Your task: Every line of the data is to be retyped exactly.

Given information:
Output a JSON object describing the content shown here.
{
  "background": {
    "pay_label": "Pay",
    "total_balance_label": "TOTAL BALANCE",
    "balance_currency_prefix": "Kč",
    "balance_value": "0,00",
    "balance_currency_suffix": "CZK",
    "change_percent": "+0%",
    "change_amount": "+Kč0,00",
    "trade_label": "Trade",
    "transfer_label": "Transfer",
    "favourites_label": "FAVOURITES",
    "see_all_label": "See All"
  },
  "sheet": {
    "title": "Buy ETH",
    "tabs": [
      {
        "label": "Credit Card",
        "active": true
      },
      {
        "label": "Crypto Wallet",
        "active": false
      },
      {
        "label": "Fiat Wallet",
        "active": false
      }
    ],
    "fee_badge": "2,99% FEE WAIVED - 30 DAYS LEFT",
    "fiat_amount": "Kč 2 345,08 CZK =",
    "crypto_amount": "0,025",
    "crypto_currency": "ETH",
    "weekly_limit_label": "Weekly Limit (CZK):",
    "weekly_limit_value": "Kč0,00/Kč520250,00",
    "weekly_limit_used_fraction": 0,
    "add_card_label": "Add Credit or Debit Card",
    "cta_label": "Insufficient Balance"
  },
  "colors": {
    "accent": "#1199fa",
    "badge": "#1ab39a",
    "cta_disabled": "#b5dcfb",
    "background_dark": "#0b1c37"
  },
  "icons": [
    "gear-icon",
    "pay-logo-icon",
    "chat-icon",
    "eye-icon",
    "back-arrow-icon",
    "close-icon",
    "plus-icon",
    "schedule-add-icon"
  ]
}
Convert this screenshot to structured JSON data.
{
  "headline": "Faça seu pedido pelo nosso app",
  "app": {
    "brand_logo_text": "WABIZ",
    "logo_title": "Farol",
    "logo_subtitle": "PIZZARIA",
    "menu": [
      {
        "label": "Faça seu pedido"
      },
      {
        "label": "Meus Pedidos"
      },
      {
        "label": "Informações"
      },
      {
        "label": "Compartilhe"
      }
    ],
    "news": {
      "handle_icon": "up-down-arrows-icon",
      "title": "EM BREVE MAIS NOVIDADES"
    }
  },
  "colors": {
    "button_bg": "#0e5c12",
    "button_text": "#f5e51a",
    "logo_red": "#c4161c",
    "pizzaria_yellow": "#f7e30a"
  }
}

Response area:
Output a JSON object describing the content shown here.
{
  "background": {
    "pay_label": "Pay",
    "total_balance_label": "TOTAL BALANCE",
    "balance_currency_prefix": "Kč",
    "balance_value": "0,00",
    "balance_currency_suffix": "CZK",
    "change_percent": "+0%",
    "change_amount": "+Kč0,00",
    "trade_label": "Trade",
    "transfer_label": "Transfer",
    "favourites_label": "FAVOURITES",
    "see_all_label": "See All"
  },
  "sheet": {
    "title": "Buy ETH",
    "tabs": [
      {
        "label": "Credit Card",
        "active": true
      },
      {
        "label": "Crypto Wallet",
        "active": false
      },
      {
        "label": "Fiat Wallet",
        "active": false
      }
    ],
    "fee_badge": "2,99% FEE WAIVED - 30 DAYS LEFT",
    "fiat_amount": "Kč 2 345,08 CZK =",
    "crypto_amount": "0,025",
    "crypto_currency": "ETH",
    "weekly_limit_label": "Weekly Limit (CZK):",
    "weekly_limit_value": "Kč0,00/Kč520250,00",
    "weekly_limit_used_fraction": 0,
    "add_card_label": "Add Credit or Debit Card",
    "cta_label": "Insufficient Balance"
  },
  "colors": {
    "accent": "#1199fa",
    "badge": "#1ab39a",
    "cta_disabled": "#b5dcfb",
    "background_dark": "#0b1c37"
  },
  "icons": [
    "gear-icon",
    "pay-logo-icon",
    "chat-icon",
    "eye-icon",
    "back-arrow-icon",
    "close-icon",
    "plus-icon",
    "schedule-add-icon"
  ]
}
Convert this screenshot to structured JSON data.
{
  "headline": "Faça seu pedido pelo nosso app",
  "app": {
    "brand_logo_text": "WABIZ",
    "logo_title": "Farol",
    "logo_subtitle": "PIZZARIA",
    "menu": [
      {
        "label": "Faça seu pedido"
      },
      {
        "label": "Meus Pedidos"
      },
      {
        "label": "Informações"
      },
      {
        "label": "Compartilhe"
      }
    ],
    "news": {
      "handle_icon": "up-down-arrows-icon",
      "title": "EM BREVE MAIS NOVIDADES"
    }
  },
  "colors": {
    "button_bg": "#0e5c12",
    "button_text": "#f5e51a",
    "logo_red": "#c4161c",
    "pizzaria_yellow": "#f7e30a"
  }
}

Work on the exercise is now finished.